$image2016 | Format-Table
$image2016 | Format-List
$image2016 = Get-AzureVMImage | where { $_.label -Like "*sql*2016*Enterprise*R2"} | select {$_.Label, $_.ImageName}
$image2016 = Get-AzureVMImage | where { $_.label -Like "*sql*2016*Enterprise*R2"}
$image
$image2016 = Get-AzureVMImage | where { $_.ImageFamily -Like "SQL Server 2016 RTM Enterprise on Windows Server 2012 R2"}
$image2016 = Get-AzureVMImage | where { $_.ImageFamily -eq "SQL Server 2016 RTM Enterprise on Windows Server 2012 R2"}
Get-History
Get-History | clip
Get-Help clip
alias clip
Get-History | Set-Clipboard
$x = Get-History
$x
$x = (Get-History | Set-Clipboard)
$x = Get-Clipboard
alias get-clipboard
alias get-clipboard gclip
New-Alias -Name gclip -Value Get-Clipboard
gclip
gclip | unique
$x = gclip | unique 
$x | Set-Clipboard
Get-History | select -Unique | Set-Clipboard
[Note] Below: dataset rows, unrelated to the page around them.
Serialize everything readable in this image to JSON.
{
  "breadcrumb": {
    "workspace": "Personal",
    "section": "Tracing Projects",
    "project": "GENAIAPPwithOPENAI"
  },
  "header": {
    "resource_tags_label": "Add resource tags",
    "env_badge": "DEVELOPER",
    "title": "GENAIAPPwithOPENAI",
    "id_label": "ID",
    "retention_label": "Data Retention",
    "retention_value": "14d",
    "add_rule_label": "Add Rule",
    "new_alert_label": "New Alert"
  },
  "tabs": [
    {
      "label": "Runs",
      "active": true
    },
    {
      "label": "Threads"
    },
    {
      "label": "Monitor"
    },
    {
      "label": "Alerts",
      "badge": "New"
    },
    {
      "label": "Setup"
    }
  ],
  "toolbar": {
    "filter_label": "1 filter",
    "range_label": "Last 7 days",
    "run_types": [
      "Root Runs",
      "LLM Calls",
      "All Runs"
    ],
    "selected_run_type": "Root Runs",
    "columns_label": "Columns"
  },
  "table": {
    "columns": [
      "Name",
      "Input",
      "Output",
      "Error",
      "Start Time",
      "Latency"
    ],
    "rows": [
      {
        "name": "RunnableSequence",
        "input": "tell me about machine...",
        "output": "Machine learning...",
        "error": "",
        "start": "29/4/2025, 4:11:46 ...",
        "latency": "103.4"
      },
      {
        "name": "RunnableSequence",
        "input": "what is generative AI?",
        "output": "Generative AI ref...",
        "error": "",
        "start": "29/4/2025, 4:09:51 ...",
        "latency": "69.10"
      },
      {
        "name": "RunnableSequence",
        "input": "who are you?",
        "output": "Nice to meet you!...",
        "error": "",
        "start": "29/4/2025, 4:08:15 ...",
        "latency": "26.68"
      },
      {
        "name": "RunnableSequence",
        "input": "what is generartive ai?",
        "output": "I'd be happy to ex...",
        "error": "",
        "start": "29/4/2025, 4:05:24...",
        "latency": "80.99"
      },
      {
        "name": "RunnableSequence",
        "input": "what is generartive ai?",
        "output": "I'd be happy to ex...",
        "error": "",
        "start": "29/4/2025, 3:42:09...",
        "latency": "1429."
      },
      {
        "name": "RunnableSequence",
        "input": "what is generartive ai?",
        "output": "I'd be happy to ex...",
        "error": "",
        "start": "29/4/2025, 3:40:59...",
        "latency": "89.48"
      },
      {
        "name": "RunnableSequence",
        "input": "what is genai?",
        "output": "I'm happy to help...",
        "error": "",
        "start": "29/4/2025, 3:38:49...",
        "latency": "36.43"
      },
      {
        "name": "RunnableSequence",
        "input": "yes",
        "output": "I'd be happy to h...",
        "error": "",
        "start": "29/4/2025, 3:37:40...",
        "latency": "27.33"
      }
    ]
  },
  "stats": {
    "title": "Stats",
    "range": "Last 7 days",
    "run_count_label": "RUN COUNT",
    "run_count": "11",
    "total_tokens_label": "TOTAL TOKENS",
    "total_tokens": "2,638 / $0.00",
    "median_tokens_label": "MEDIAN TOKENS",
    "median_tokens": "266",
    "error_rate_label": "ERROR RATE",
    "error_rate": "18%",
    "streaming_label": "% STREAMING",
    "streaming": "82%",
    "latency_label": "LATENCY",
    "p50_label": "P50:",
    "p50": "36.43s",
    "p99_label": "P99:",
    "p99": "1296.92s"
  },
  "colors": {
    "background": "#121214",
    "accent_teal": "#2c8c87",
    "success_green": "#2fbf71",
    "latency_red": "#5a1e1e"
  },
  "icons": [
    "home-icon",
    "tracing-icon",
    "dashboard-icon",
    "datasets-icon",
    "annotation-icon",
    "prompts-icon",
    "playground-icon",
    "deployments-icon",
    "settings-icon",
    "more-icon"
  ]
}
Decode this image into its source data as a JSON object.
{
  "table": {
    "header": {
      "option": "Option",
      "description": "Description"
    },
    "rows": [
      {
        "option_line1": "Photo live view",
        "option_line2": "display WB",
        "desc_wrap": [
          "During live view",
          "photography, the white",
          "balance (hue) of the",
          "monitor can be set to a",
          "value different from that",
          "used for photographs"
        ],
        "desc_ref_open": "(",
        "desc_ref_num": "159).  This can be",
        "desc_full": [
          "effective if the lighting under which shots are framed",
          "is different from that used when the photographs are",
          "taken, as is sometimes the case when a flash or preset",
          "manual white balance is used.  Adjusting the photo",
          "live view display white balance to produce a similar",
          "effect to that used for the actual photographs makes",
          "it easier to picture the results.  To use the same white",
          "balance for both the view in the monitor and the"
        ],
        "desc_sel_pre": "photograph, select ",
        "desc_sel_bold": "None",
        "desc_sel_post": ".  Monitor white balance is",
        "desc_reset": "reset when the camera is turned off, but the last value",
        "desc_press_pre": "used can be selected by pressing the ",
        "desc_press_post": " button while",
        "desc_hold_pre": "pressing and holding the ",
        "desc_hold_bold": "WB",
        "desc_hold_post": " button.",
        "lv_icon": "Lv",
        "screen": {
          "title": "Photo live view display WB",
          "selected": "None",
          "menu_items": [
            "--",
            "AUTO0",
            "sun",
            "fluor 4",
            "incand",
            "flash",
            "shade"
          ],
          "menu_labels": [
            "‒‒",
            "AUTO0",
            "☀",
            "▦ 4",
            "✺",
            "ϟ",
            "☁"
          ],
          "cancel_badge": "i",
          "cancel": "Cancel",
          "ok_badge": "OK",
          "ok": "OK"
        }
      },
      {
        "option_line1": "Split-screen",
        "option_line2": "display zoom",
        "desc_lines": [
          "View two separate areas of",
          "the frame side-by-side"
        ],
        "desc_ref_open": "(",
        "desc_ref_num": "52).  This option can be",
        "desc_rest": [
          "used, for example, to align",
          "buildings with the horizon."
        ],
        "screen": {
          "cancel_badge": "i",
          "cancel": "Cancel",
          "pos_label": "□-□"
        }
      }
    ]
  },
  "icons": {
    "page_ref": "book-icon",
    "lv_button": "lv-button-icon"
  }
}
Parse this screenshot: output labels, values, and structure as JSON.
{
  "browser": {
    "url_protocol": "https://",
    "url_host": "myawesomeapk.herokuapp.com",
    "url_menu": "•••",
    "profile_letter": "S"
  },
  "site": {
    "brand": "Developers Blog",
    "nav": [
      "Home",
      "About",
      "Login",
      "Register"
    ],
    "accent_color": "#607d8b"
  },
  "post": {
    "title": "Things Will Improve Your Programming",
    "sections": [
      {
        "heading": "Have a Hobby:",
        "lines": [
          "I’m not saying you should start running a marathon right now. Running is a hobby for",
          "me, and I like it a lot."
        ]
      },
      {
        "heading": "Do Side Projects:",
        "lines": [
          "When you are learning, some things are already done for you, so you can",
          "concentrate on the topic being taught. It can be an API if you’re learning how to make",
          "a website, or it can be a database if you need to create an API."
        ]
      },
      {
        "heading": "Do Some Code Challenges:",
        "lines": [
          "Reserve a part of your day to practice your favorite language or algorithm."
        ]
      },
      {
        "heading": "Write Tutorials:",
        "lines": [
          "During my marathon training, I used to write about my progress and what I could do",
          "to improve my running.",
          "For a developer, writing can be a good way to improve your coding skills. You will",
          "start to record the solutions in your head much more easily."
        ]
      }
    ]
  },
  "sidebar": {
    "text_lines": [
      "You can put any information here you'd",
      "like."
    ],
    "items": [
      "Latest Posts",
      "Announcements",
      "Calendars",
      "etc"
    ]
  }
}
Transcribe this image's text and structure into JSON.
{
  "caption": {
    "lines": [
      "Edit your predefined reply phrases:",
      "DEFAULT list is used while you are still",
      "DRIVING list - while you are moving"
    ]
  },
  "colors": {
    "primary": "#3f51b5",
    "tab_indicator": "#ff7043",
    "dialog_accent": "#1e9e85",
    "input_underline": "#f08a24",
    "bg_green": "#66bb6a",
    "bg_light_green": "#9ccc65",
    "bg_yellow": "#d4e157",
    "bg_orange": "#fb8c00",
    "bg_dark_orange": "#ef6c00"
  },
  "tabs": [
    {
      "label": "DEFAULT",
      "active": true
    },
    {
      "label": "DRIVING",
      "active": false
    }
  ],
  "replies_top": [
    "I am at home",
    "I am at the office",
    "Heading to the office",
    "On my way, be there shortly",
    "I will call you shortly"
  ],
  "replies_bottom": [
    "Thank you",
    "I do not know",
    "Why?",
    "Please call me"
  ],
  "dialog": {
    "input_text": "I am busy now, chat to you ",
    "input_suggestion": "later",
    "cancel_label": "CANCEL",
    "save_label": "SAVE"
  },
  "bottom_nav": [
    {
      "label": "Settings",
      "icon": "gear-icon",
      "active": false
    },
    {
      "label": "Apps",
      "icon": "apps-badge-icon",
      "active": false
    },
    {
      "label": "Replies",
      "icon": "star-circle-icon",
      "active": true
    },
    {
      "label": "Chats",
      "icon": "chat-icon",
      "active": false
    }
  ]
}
Azure and PowerShell: getting the status of the VM

If you run this, then you get a bunch of information… but not the key points about provisioning status:

AzureStatus01

$vmStatus = Get-AzureRmVM | Where-Object { $_.Name -eq "myvm1"} 
$vmStatus.OperationStatus 
$vmStatus 
Write-Host $vmStatus.DataDiskNames 
Write-Host $vmStatus.DiagnosticsProfile 
Write-Host $vmStatus.HardwareProfile 
Write-Host $vmStatus.HardwareProfile.VmSize 
Write-Host $vmStatus.StatusCode 
Write-Host $vmStatus.ResourceGroupName 
Write-Host $vmStatus.Location 
Write-Host $vmStatus.HardwareProfile.VmSize 
Write-Host $vmStatus.StorageProfile.ImageReference.Sku 
Write-Host $vmStatus.StorageProfile.OsDisk.OsType 
Write-Host $vmStatus.StorageProfile.OsDisk.Name 
Write-Host $vmStatus.StorageProfile.OsDisk.Vhd.Uri

So the same command, but now specifying the resource name and vm name as arguments, gives this:

$vmStatus = Get-AzureRmVM -ResourceGroupName $rgName -Name $vmName -Status

AzureStatus02

And from there, we can drill in. For example:

AzureStatus03

That was a VM that is deallocated. This is how a running VM looks:

AzureStatus04

AzureStatus05

AzureStatus06

Azure: VM deallocation in PowerShell

… and implicit in that is Resource Manager, not Classic.

So interesting: if you execute this cmdlet against a running VM, then it becomes deallocated (as opposed to just Stopped):

AzureDeallocate01

That is, the default action is Deallocated.

If you now run the following, while keeping an eye on the Portal status, you see this:

That is, you can from a Deallocated state to a Stopped state. The key difference is the  [-StayProvisioned] switch.

This is useful for various PowerShell actions against Azure RM.

This is useful for the various sizes of VMs.